Obesity: attitudes of undergraduate student nurses and registered nurses
Article first published online: 3 APR 2009
© 2009 The Authors. Journal compilation © 2009 Blackwell Publishing Ltd
Journal of Clinical Nursing
Volume 18, Issue 16, pages 2355–2365, August 2009
How to Cite
Poon, M.-Y. and Tarrant, M. (2009), Obesity: attitudes of undergraduate student nurses and registered nurses. Journal of Clinical Nursing, 18: 2355–2365. doi: 10.1111/j.1365-2702.2008.02709.x
- Issue published online: 6 JUL 2009
- Article first published online: 3 APR 2009
- Accepted for publication: 30 September 2008
- student nurses
Aim. To investigate undergraduate student nurses’ and registered nurses’ attitudes towards obese persons and towards the management of obese patients.
Background. Obesity is a global public health problem. Escalating rates of overweight and obesity are also taking a toll in Asian countries that have historically had much lower rates. Despite the growing prevalence of obesity worldwide, studies show that nurses and other health professionals hold negative attitudes towards obese people, which may affect the care of obese patients.
Design. Cross-sectional study.
Methods. A self-administered questionnaire was completed by 352 undergraduate student nurses and 198 registered nurses.
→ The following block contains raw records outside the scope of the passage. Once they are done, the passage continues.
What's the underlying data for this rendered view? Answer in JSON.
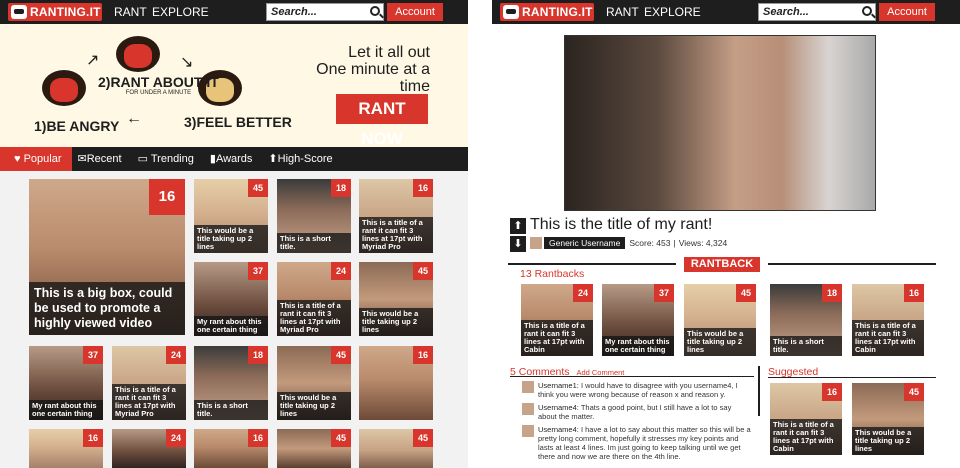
{
  "nav": {
    "logo": "RANTING.IT",
    "rant": "RANT",
    "explore": "EXPLORE",
    "search_placeholder": "Search...",
    "account": "Account"
  },
  "hero": {
    "step1": "1)BE ANGRY",
    "step2": "2)RANT ABOUT IT",
    "step2_sub": "FOR UNDER A MINUTE",
    "step3": "3)FEEL BETTER",
    "tagline1": "Let it all out",
    "tagline2": "One minute at a time",
    "cta": "RANT NOW"
  },
  "tabs": [
    "Popular",
    "Recent",
    "Trending",
    "Awards",
    "High-Score"
  ],
  "grid": {
    "big": {
      "count": "16",
      "caption": "This is a big box, could be used to promote a highly viewed video"
    },
    "tiles": [
      {
        "count": "45",
        "caption": "This would be a title taking up 2 lines"
      },
      {
        "count": "18",
        "caption": "This is a short title."
      },
      {
        "count": "16",
        "caption": "This is a title of a rant it can fit 3 lines at 17pt with Myriad Pro"
      },
      {
        "count": "37",
        "caption": "My rant about this one certain thing"
      },
      {
        "count": "24",
        "caption": "This is a title of a rant it can fit 3 lines at 17pt with Myriad Pro"
      },
      {
        "count": "45",
        "caption": "This would be a title taking up 2 lines"
      },
      {
        "count": "37",
        "caption": "My rant about this one certain thing"
      },
      {
        "count": "24",
        "caption": "This is a title of a rant it can fit 3 lines at 17pt with Myriad Pro"
      },
      {
        "count": "18",
        "caption": "This is a short title."
      },
      {
        "count": "45",
        "caption": "This would be a title taking up 2 lines"
      },
      {
        "count": "16",
        "caption": ""
      },
      {
        "count": "24",
        "caption": ""
      },
      {
        "count": "16",
        "caption": ""
      },
      {
        "count": "45",
        "caption": ""
      }
    ]
  },
  "rant": {
    "title": "This is the title of my rant!",
    "username": "Generic Username",
    "score": "Score: 453",
    "views": "Views: 4,324",
    "rantback_button": "RANTBACK",
    "rantbacks_count": "13 Rantbacks",
    "rantbacks": [
      {
        "count": "24",
        "caption": "This is a title of a rant it can fit 3 lines at 17pt with Cabin"
      },
      {
        "count": "37",
        "caption": "My rant about this one certain thing"
      },
      {
        "count": "45",
        "caption": "This would be a title taking up 2 lines"
      },
      {
        "count": "18",
        "caption": "This is a short title."
      },
      {
        "count": "16",
        "caption": "This is a title of a rant it can fit 3 lines at 17pt with Cabin"
      }
    ],
    "comments_count": "5 Comments",
    "add_comment": "Add Comment",
    "comments": [
      {
        "user": "Username1:",
        "text": "I would have to disagree with you username4, I think you were wrong because of reason x and reason y."
      },
      {
        "user": "Username4:",
        "text": "Thats a good point, but I still have a lot to say about the matter."
      },
      {
        "user": "Username4:",
        "text": "I have a lot to say about this matter so this will be a pretty long comment, hopefully it stresses my key points and lasts at least 4 lines. Im just going to keep talking until we get there and now we are there on the 4th line."
      }
    ],
    "suggested_label": "Suggested",
    "suggested": [
      {
        "count": "16",
        "caption": "This is a title of a rant it can fit 3 lines at 17pt with Cabin"
      },
      {
        "count": "45",
        "caption": "This would be a title taking up 2 lines"
      }
    ]
  },
  "colors": {
    "accent": "#d8362c",
    "dark": "#1e1e1e",
    "hero_bg": "#fff8e4"
  }
}
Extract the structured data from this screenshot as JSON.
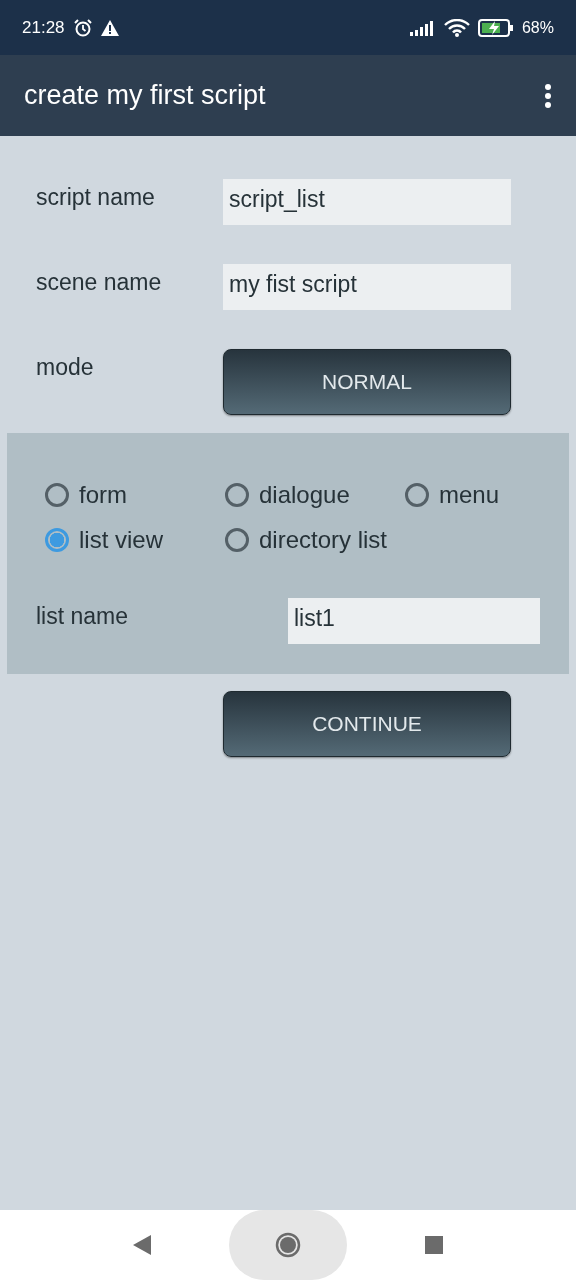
{
  "status_bar": {
    "time": "21:28",
    "battery": "68%"
  },
  "app_bar": {
    "title": "create my first script"
  },
  "fields": [
    {
      "label": "script name",
      "value": "script_list"
    },
    {
      "label": "scene name",
      "value": "my fist script"
    }
  ],
  "mode": {
    "label": "mode",
    "button": "NORMAL"
  },
  "options": [
    {
      "label": "form",
      "selected": false
    },
    {
      "label": "dialogue",
      "selected": false
    },
    {
      "label": "menu",
      "selected": false
    },
    {
      "label": "list view",
      "selected": true
    },
    {
      "label": "directory list",
      "selected": false
    }
  ],
  "list_name": {
    "label": "list name",
    "value": "list1"
  },
  "continue_button": "CONTINUE"
}
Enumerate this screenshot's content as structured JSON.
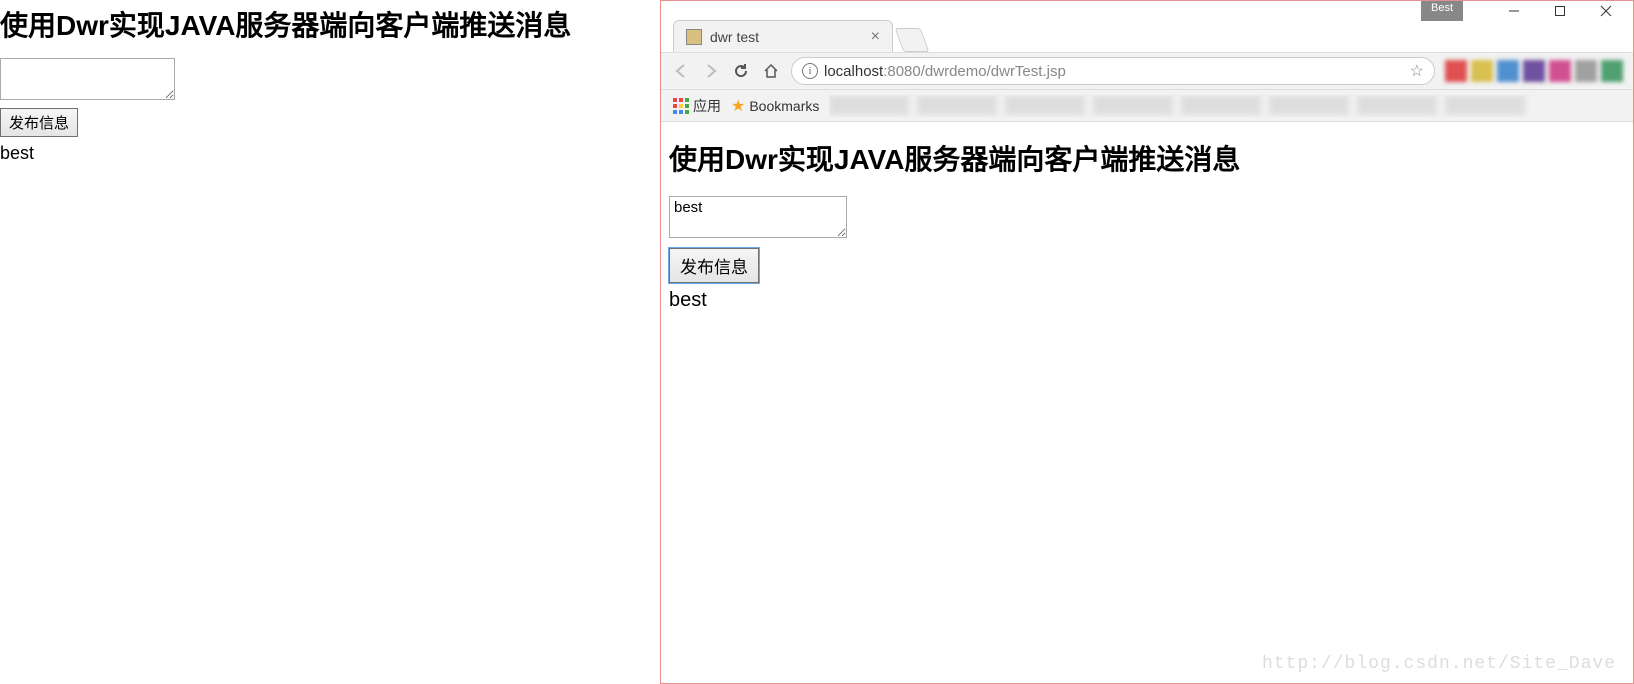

The questionnaire consisted of the Fat Phobia Scale, the Attitudes Toward Obese Adult Patients Scale and a demographic profile. Data were analysed using descriptive statistics and student’s t-tests.
Results. Overall mean scores on the Fat Phobia Scale (3·53 SD 0·47) indicated average levels of fat phobia and mean scores on the Attitudes Toward Obese Adult Patients scale (2·64 SD 0·51) indicated neutral attitudes towards obese patients. Registered nurses had significantly higher levels of fat phobia and more negative attitudes than did student nurses. The majority of participants perceived that obese people liked food, overate and were shapeless, slow and unattractive. Additionally, over one-half of participants believed that obese adults should be put on a diet while in hospital.
Conclusions. Results of this study show that both registered nurses and student nurses have negative perceptions of obesity and are unlikely to attribute positive characteristics to obese individuals. That registered nurses hold more negative attitudes towards obese person is cause for concern.
Relevance to clinical practice. Given the increasing prevalence of obesity and the disproportionate number of obese persons affected by many health conditions, current and future nurses should have positive professional attitudes towards obese individuals. Obesity needs to more be adequately addressed, both in basic nursing education programs and in continuing professional education for practising nurses.